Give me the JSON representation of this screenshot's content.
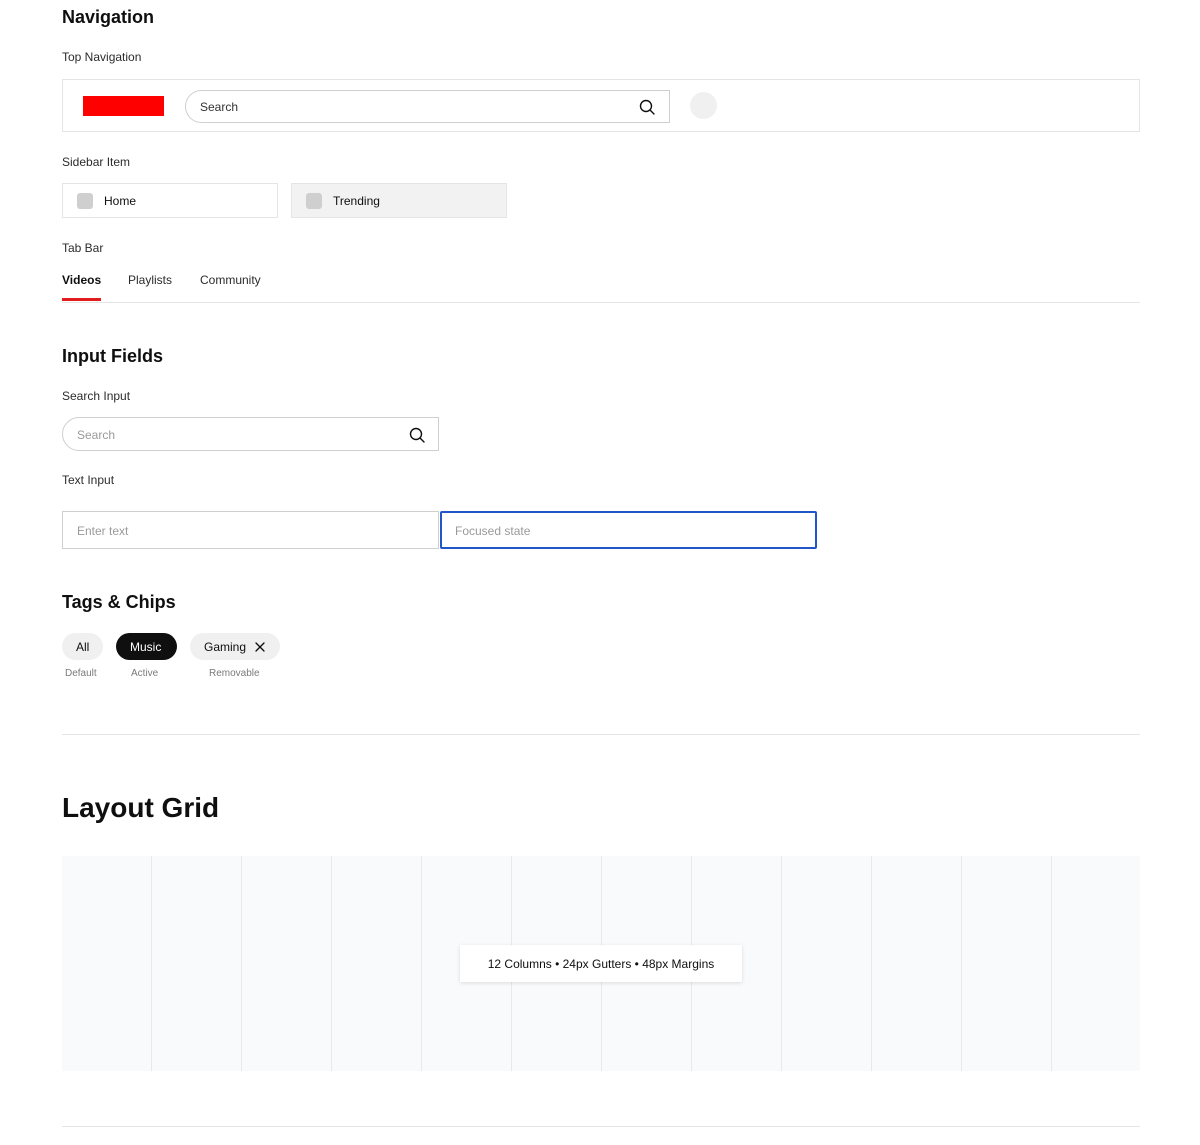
{
  "navigation": {
    "heading": "Navigation",
    "top_nav": {
      "label": "Top Navigation",
      "search_placeholder": "Search",
      "logo_color": "#ff0000"
    },
    "sidebar": {
      "label": "Sidebar Item",
      "items": [
        {
          "label": "Home",
          "active": false
        },
        {
          "label": "Trending",
          "active": true
        }
      ]
    },
    "tab_bar": {
      "label": "Tab Bar",
      "tabs": [
        {
          "label": "Videos",
          "active": true
        },
        {
          "label": "Playlists",
          "active": false
        },
        {
          "label": "Community",
          "active": false
        }
      ],
      "accent": "#e21b1b"
    }
  },
  "input_fields": {
    "heading": "Input Fields",
    "search_input": {
      "label": "Search Input",
      "placeholder": "Search"
    },
    "text_input": {
      "label": "Text Input",
      "default_placeholder": "Enter text",
      "focused_placeholder": "Focused state",
      "focus_color": "#2156c9"
    }
  },
  "tags_chips": {
    "heading": "Tags & Chips",
    "chips": [
      {
        "label": "All",
        "caption": "Default"
      },
      {
        "label": "Music",
        "caption": "Active"
      },
      {
        "label": "Gaming",
        "caption": "Removable",
        "icon": "close-icon"
      }
    ]
  },
  "layout_grid": {
    "heading": "Layout Grid",
    "badge": "12 Columns • 24px Gutters • 48px Margins"
  }
}
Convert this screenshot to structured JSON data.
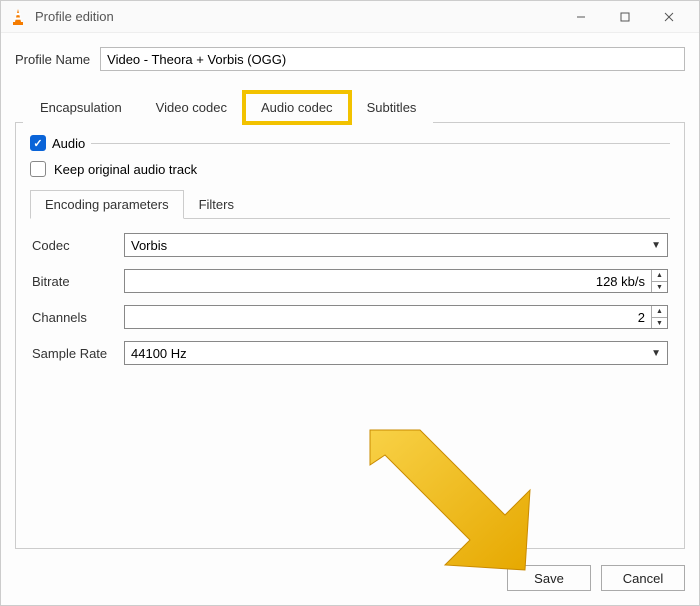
{
  "title": "Profile edition",
  "profile": {
    "label": "Profile Name",
    "value": "Video - Theora + Vorbis (OGG)"
  },
  "tabs": {
    "encapsulation": "Encapsulation",
    "video_codec": "Video codec",
    "audio_codec": "Audio codec",
    "subtitles": "Subtitles"
  },
  "audio": {
    "checkbox_label": "Audio",
    "keep_original": "Keep original audio track"
  },
  "subtabs": {
    "encoding": "Encoding parameters",
    "filters": "Filters"
  },
  "fields": {
    "codec_label": "Codec",
    "codec_value": "Vorbis",
    "bitrate_label": "Bitrate",
    "bitrate_value": "128 kb/s",
    "channels_label": "Channels",
    "channels_value": "2",
    "samplerate_label": "Sample Rate",
    "samplerate_value": "44100 Hz"
  },
  "buttons": {
    "save": "Save",
    "cancel": "Cancel"
  }
}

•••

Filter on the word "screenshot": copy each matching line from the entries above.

Give me the JSON representation of this screenshot's content.
Convert this screenshot to structured JSON data.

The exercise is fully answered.